Ever since the 1920’s people began to move from farms to cities and right now 80% of Americans are urban dwellers. But there’s a reversal afoot, at least for baby boomers and other retirees. When my husband and I moved to the country ten years ago, I didn’t realize we were part of a rural renaissance movement. We left a city thoroughfare with its car alarms, it’s bright street lights, fire engines and ambulances for a house at the end of a country lane about the width of a prostrate refrigerator lit at night only by the moon.
It was so quiet I could hear chickadees chewing.

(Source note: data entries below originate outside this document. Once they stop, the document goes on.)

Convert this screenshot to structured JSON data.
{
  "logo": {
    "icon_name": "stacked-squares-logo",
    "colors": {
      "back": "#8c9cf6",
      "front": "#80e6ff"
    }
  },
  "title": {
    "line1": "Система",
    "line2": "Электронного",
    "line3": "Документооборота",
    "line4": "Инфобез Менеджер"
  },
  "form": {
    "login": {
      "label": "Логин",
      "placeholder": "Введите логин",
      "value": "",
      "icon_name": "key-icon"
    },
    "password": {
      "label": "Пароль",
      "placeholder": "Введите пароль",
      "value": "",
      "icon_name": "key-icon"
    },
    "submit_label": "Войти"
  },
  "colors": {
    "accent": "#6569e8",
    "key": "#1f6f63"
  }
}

Bill Bishop writes about this place-shifting in America. He quotes a recent report from the Economic Research Services (part of the Dept. of Agriculture). Apparently over the next decade or so people nearing retirement will be leaving larger cities, as we did, for the "chickadee chewing" parts of our country. If you like graphs, you might be interested in reading the whole report. The rate of rural population growth has tripled in the last decade and the numbers continue to rise.
I’m not sure how I feel about being labeled “an older migrant” but in fact, that’s exactly what we are. We are, in Vermontese, “flatlanders, from away.” While my husband and I are a few years older than baby boomers (those born between 1946 and 1964) we fit the pattern. We knew after retirement, we couldn’t afford to continue to live in our expensive Cambridge, MA townhouse so we headed north. To Vermont. And so have numerous others in search of what the Economic Research people call “High amenities”:’mountains, lakes, sunshine and rivers. The map above shows those counties with the most scenic amenities (in green) and those with the fewest (in brown). That little green spot in the middle of Vermont is where we live. Mountains, lakes and rivers—and sunshine…but not all the time. I confess, I have counted Vermont “sky -greys” ranging from pinkish, violet greys to the blacker varieties.

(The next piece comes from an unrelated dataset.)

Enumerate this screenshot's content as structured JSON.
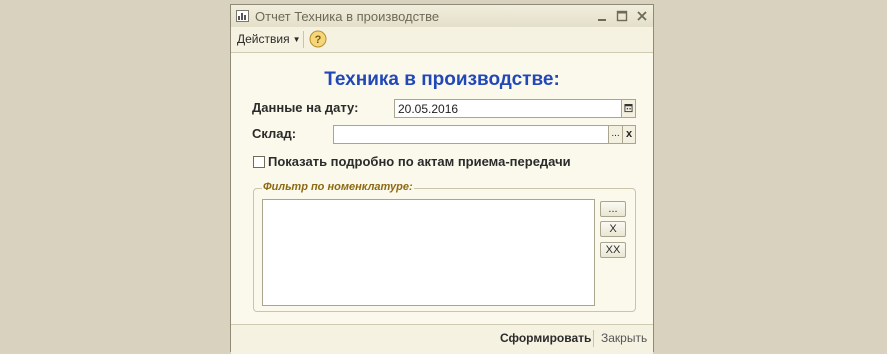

But having grown up in Wisconsin (have you been to Door County? Do have any idea how beautiful it is?) I find this map terribly skewed. Granted, the Midwest has no mountains but the bluffs along the Mississippi River are spectacular. I know. I lived on them for over a decade. And the Midwest certainly has lakes, (Great Ones and Minnesota's ten thousand), rivers and sunshine. AND water, although water tables in the Midwest have become polluted from farming practices over the years.

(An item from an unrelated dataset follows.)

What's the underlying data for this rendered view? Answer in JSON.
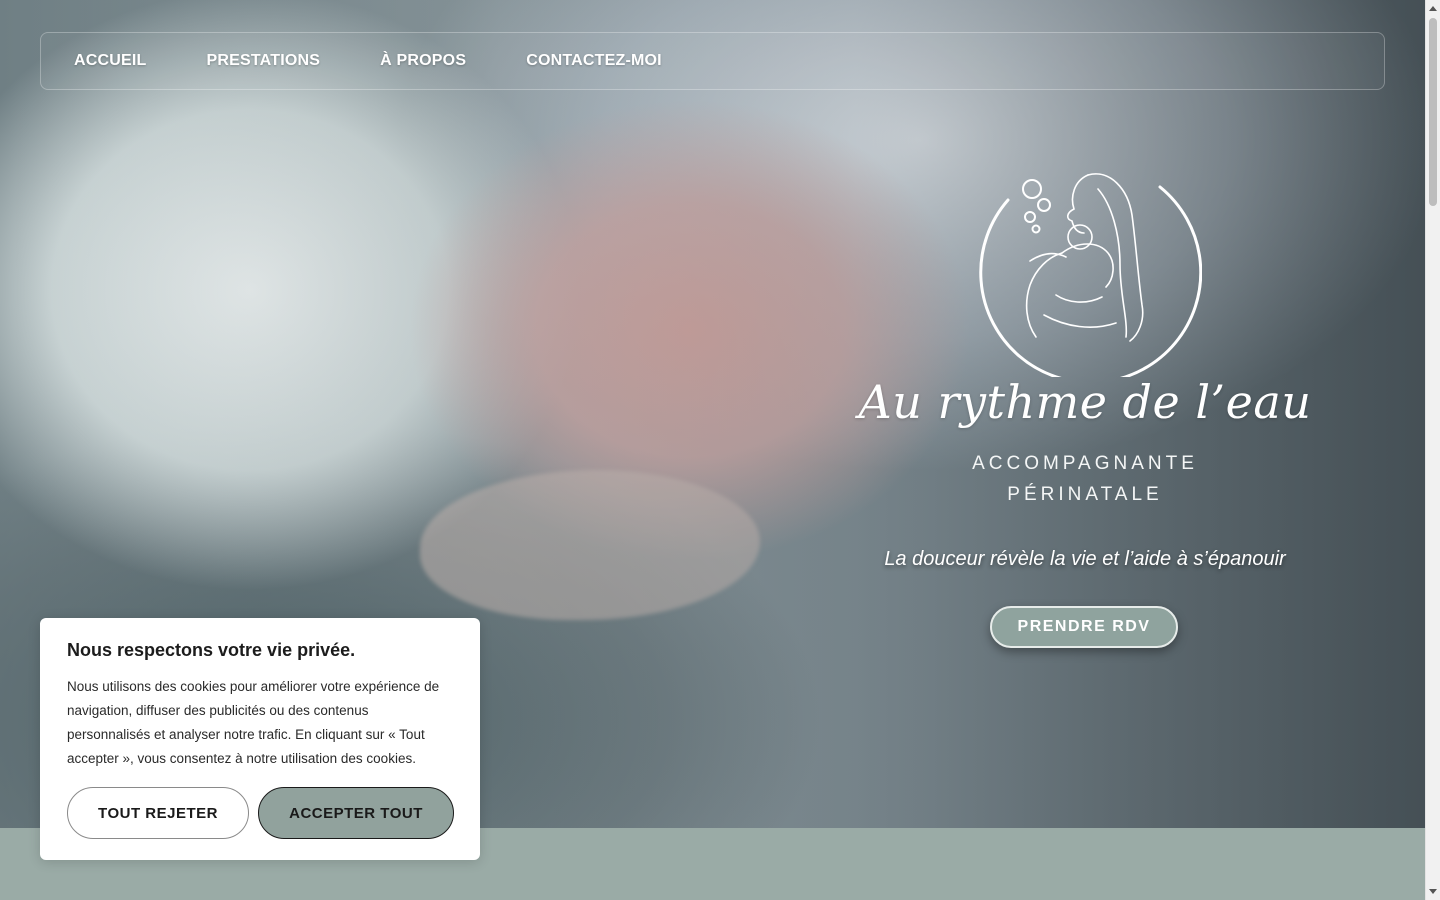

I believe places with plenty of drinkable water will be what the next “where to move” maps will be pointing out. And there are other amenities to map--amenities we have discovered in Vermont:
Small town governance
Nearby farmers markets
Great cooperative food stores
Specialty local cheeses
Excellent universities and technical schools
Hiking and biking trails
Theater and opera
Pottery and glassblowing
Wonderful choral groups
Great independent bookstores
Equidistant from Montreal and Boston.
If these were the amenities charted, Vermont would certainly live up to its name: Ver-mont: Green Mountains, and be very greenest of greens on any amenities map.